What is Bitcoin?
Bitcoin is a virtual currency (in a subset known as a cryptocurrency). Virtual, because it exists primarily online, and a currency, because it's supposed primary purpose is to purchase goods or services. Developed in a 2008 paper by Satoshi Nakamoto (who may or may not actually exist), the currency is unregulated and decentralized.

Bitcoin is unregulated, meaning that there is no central authority creating new bitcoins. However, it is partially regulated by the algorithm by which new Bitcoins are produced. With regular, national currencies, the federal government prints or mints more money in order to regulate inflation and deflation. By doing so, they can regulate the buying power of their currency to optimize international trade and the domestic economy. However, when government printing goes awry, hyperinflation can occur (or some sort of deflation that's bad for the economy, but I don't know the term for that). Government regulation allows for currencies to be more stable, having the same buying power day to day, but also puts the value of your buck in an entity's hand. Without an entity to control the production of new Bitcoins, it is unlikely that Bitcoin experiences runaway hyperinflation, but it is also less stable.

Bitcoin is decentralized, meaning that there is no single server that hosts the data. Instead, all transactions of Bitcoin are sent to everyone running a Bitcoin server and are permanently stored. Server data across all computers are compared and corrected for consistency, ensuring that all clients have the most up-to-date information.

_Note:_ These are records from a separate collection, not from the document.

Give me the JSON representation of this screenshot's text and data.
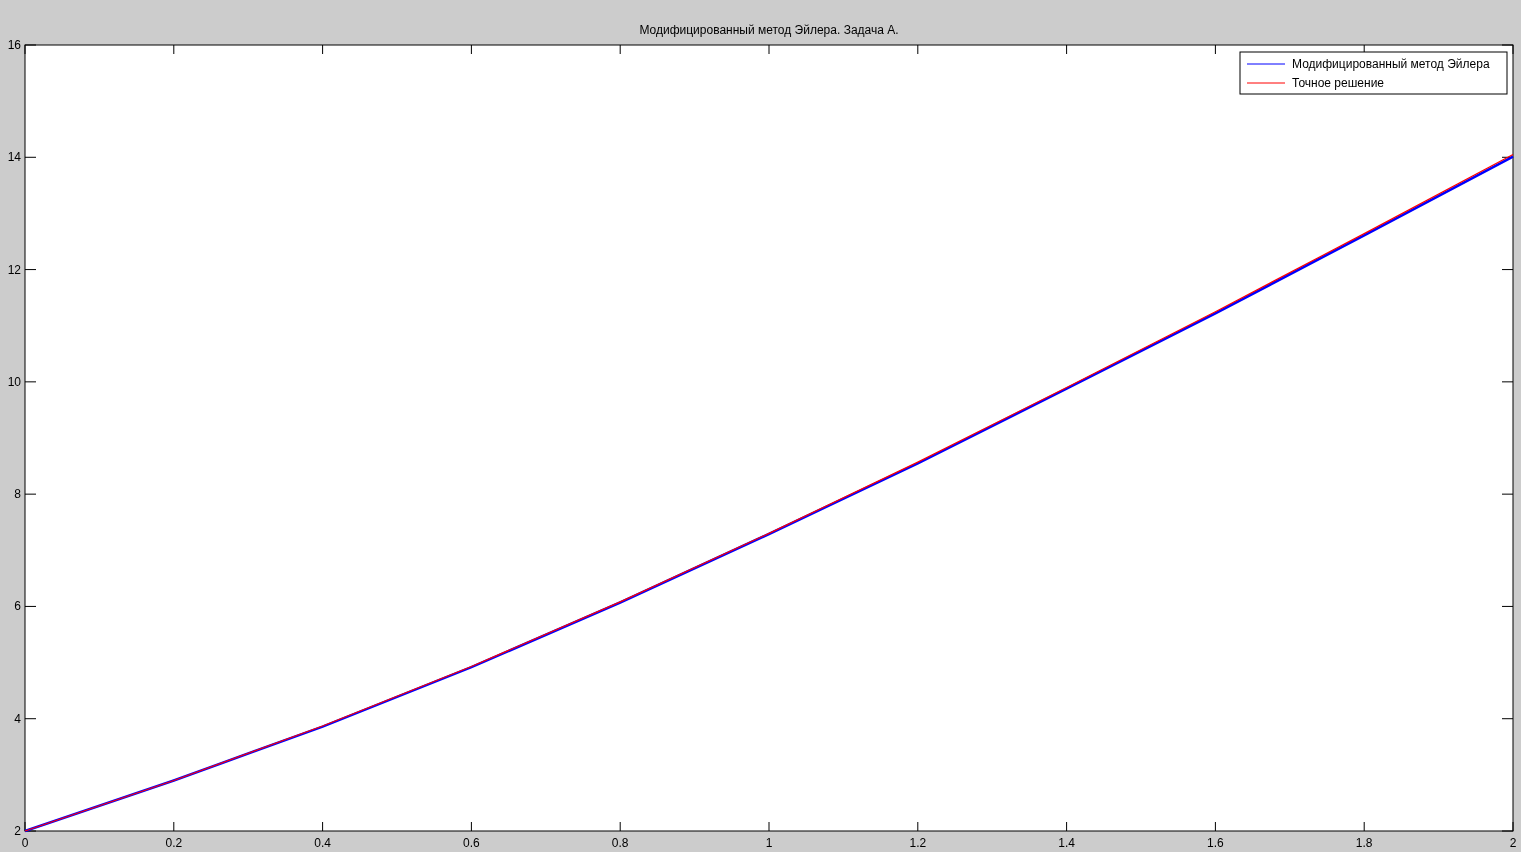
{
  "figure": {
    "chart_data": {
      "type": "line",
      "title": "Модифицированный метод Эйлера. Задача А.",
      "x": [
        0,
        0.2,
        0.4,
        0.6,
        0.8,
        1,
        1.2,
        1.4,
        1.6,
        1.8,
        2
      ],
      "series": [
        {
          "name": "Модифицированный метод Эйлера",
          "color": "#0000ff",
          "values": [
            2,
            2.9,
            3.86,
            4.92,
            6.07,
            7.29,
            8.55,
            9.88,
            11.22,
            12.61,
            14.01
          ]
        },
        {
          "name": "Точное решение",
          "color": "#ff0000",
          "values": [
            2,
            2.9,
            3.87,
            4.93,
            6.08,
            7.3,
            8.57,
            9.9,
            11.25,
            12.64,
            14.05
          ]
        }
      ],
      "legend": "upper right",
      "xlim": [
        0,
        2
      ],
      "ylim": [
        2,
        16
      ],
      "xticks": [
        0,
        0.2,
        0.4,
        0.6,
        0.8,
        1,
        1.2,
        1.4,
        1.6,
        1.8,
        2
      ],
      "yticks": [
        2,
        4,
        6,
        8,
        10,
        12,
        14,
        16
      ]
    }
  }
}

As every transaction is stored, Bitcoins can be stored in wallets, whose value can be easily corroborated by tracing the transactions stored on the servers. These trails are created for each bitcoin (or part thereof), so one can trace the origin of the bitcoin, as well as every single wallet it passed through, on the way to your wallet.

Transactions are done using a public-key/private-key method, which ensures that only the owner of the wallet has access to the Bitcoins stored inside.

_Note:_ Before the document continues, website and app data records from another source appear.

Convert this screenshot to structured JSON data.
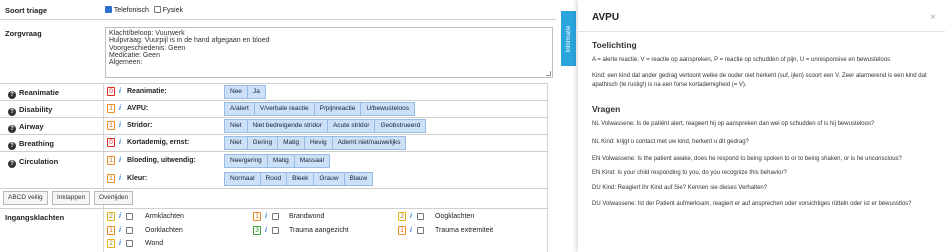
{
  "soort_triage": {
    "label": "Soort triage",
    "opt1": "Telefonisch",
    "opt2": "Fysiek"
  },
  "zorgvraag": {
    "label": "Zorgvraag",
    "lines": [
      "Klacht/beloop: Vuurwerk",
      "Hulpvraag: Vuurpijl is in de hand afgegaan en bloed",
      "Voorgeschiedenis: Geen",
      "Medicatie: Geen",
      "Algemeen:"
    ]
  },
  "rows": [
    {
      "name": "Reanimatie",
      "badge": "0",
      "sub": "Reanimatie:",
      "options": [
        "Nee",
        "Ja"
      ]
    },
    {
      "name": "Disability",
      "badge": "1",
      "sub": "AVPU:",
      "options": [
        "A/alert",
        "V/verbale reactie",
        "P/pijnreactie",
        "U/bewusteloos"
      ]
    },
    {
      "name": "Airway",
      "badge": "1",
      "sub": "Stridor:",
      "options": [
        "Niet",
        "Niet bedreigende stridor",
        "Acute stridor",
        "Geobstrueerd"
      ]
    },
    {
      "name": "Breathing",
      "badge": "0",
      "sub": "Kortademig, ernst:",
      "options": [
        "Niet",
        "Gering",
        "Matig",
        "Hevig",
        "Ademt niet/nauwelijks"
      ]
    },
    {
      "name": "Circulation",
      "badge": "1",
      "sub": "Bloeding, uitwendig:",
      "options": [
        "Nee/gering",
        "Matig",
        "Massaal"
      ]
    },
    {
      "name": "",
      "badge": "1",
      "sub": "Kleur:",
      "options": [
        "Normaal",
        "Rood",
        "Bleek",
        "Grauw",
        "Blauw"
      ]
    }
  ],
  "buttons": {
    "abcd": "ABCD veilig",
    "inklappen": "Inklappen",
    "overlijden": "Overlijden"
  },
  "ingangsklachten": {
    "label": "Ingangsklachten",
    "items": [
      {
        "badge": "2",
        "text": "Armklachten"
      },
      {
        "badge": "1",
        "text": "Brandwond"
      },
      {
        "badge": "2",
        "text": "Oogklachten"
      },
      {
        "badge": "1",
        "text": "Oorklachten"
      },
      {
        "badge": "3",
        "text": "Trauma aangezicht"
      },
      {
        "badge": "1",
        "text": "Trauma extremiteit"
      },
      {
        "badge": "2",
        "text": "Wond"
      }
    ]
  },
  "info_glyph": "i",
  "help_glyph": "?",
  "tab_label": "Informatie",
  "panel": {
    "title": "AVPU",
    "close": "×",
    "toelichting": "Toelichting",
    "t1": "A = alerte reactie, V = reactie op aanspreken, P = reactie op schudden of pijn, U = unresponsive en bewusteloos",
    "t2": "Kind: een kind dat ander gedrag vertoont welke de ouder niet herkent (suf, ijlen) scoort een V. Zeer alarmerend is een kind dat apathisch (te rustig!) is na een forse kortademigheid (= V).",
    "vragen": "Vragen",
    "q": [
      "NL Volwassene: Is de patiënt alert, reageert hij op aanspreken dan wel op schudden of is hij bewusteloos?",
      "NL Kind: krijgt u contact met uw kind, herkent u dit gedrag?",
      "EN Volwassene: Is the patient awake, does he respond to being spoken to or to being shaken, or is he unconscious?",
      "EN Kind: Is your child responding to you, do you recognize this behavior?",
      "DU Kind: Reagiert ihr Kind auf Sie? Kennen sie dieses Verhalten?",
      "DU Volwassene: Ist der Patient aufmerksam, reagiert er auf ansprechen oder vorsichtiges rütteln oder ist er bewusstlos?"
    ]
  },
  "colors": {
    "accent": "#2aa4dc",
    "seg": "#cce1f7",
    "red": "#e0291f",
    "orange": "#f08a24",
    "yellow": "#e7b416",
    "green": "#3fa63a"
  }
}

The Algorithm

The Bitcoin algorithm is based off cryptographical hashing, a way of encoding data that is easy to do one way but difficult to reverse. The most recent transactions are placed into a block and appended to the blockchain (the master chain of blocks), but each block also includes a hash, which, when solved, provides the one who broke the hash with a set amount of Bitcoin. The information that the block has been solved is then propagated through all of the clients so that everybody knows that the block is solved (or mined), so that nobody works on already-mined blocks.

A new block is added to the blockchain approximately once every ten minutes, and the difficulty of the hash is dynamically adjusted to be approximately six blocks solved per hour. The number of Bitcoins in each block is halved approximately once every four years, to prevent runaway inflation of the currency as more people begin mining.


Current Events

Although made as a currency, Bitcoin seems to have adopted the role of a commodity in the markets, and can be more comparable to gold, whose price is driven by speculators moreso than its actual usage value. Currently used as a currency on only a few major websites, and a few illegal ones, Bitcoin has not seen widespread usage in the marketplace. A single Bitcoin ATM exists in Vancouver, Canada, with a few more planned along the way.

However, as of today, Bitcoin prices have jumped 100%, from $400 to $800, possibly due to the US Congressional Senate hearing where they supported the legitimacy of Bitcoin for financial services.